Shipping lines are “blanking” – holding vessels from sailing – thereby reducing overall slots available to shippers, by up to 5 percent of capacity on the Asia to Europe trades according to consultants Maritime Strategies International (MSI).
Asian export cargo to Europe remains weak and is expected to only grow at the rate of around 2 percent this year, said the latest MSI monthly container shipping market report.
“The situation is not particularly great, but it’s not unusual either,” Daniel Richards, an MSI analyst told FreightWaves. He added, “The outlook is for more blanked sailings because the demand data is weak and port throughput is down, which should mean that the second and third quarter rates will pick up again.”

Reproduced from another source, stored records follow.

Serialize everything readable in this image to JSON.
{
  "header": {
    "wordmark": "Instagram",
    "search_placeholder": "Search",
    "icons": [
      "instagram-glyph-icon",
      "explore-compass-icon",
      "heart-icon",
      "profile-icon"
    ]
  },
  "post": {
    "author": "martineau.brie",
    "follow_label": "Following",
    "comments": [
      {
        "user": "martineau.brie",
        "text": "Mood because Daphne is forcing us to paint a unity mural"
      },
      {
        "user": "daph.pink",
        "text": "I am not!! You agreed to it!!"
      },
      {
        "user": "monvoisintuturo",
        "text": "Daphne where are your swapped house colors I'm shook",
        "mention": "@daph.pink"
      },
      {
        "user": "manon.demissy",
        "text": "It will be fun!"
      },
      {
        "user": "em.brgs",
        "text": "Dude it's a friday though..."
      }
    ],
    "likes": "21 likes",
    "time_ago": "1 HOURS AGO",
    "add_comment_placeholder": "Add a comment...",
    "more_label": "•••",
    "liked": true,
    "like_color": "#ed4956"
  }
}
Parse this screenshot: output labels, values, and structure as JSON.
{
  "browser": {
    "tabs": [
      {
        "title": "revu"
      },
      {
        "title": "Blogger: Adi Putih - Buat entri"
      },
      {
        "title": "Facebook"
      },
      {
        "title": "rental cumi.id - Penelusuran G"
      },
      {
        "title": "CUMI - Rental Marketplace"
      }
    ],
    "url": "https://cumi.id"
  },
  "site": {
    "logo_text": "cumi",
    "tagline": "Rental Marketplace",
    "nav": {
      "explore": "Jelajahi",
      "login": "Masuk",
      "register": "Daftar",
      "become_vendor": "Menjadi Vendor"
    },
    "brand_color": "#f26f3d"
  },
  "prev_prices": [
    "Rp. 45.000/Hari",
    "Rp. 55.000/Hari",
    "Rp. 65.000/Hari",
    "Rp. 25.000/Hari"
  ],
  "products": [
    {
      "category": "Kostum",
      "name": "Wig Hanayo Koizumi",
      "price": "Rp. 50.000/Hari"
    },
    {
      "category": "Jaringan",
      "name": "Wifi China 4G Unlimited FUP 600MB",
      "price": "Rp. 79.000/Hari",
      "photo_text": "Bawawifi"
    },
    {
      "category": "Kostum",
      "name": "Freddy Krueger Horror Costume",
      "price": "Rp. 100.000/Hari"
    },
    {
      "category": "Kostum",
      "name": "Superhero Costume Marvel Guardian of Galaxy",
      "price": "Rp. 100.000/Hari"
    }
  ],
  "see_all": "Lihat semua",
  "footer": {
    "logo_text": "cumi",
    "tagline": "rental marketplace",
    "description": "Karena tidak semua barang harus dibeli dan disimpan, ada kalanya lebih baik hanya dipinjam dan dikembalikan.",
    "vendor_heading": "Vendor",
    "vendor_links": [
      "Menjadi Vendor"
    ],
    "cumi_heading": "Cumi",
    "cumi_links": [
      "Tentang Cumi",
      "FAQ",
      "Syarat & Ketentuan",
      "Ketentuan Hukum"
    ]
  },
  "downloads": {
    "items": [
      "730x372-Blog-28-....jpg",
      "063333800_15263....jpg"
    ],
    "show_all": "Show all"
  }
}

According to the MSI report, carriers have announced nine sailings will be cut in May, totaling 115,000 twenty-foot equivalent units (TEU). With forecasts for moderate volume growth and with other scheduled sailings going ahead, the consultants expect vessel utilization to pick up in the coming weeks.
“However, it will take either a similar volume of blanked sailings, or else 5+ percent demand growth, to bring load factors [vessel utilization] back up to around 90 percent,” MSI forecast in its report.
Richards said, “It’s not a golden age of profit [for container shipping] and bunker [ship’s fuel] costs are also going to hit shipping lines’ profits, but even so it is reasonable to assume that freight rates will be between 5 and 10 percent higher than 2018 going into the peak season, in the third quarter.”
The Freightos Baltic Daily Index for the China to Northern Europe trade hit a 12-month low at the end of March, at 1,029 points, but had picked up in April, reaching 1,207 by 21 April.
Rates declined some 15 percent mainly due to the Chinese New Year (a seasonal dip). The China to Mediterranean Freightos Daily Index also declined after the Asian New Year, recovering by 7 April to over 2,464 points before declining sharply over the subsequent two weeks to 1,487.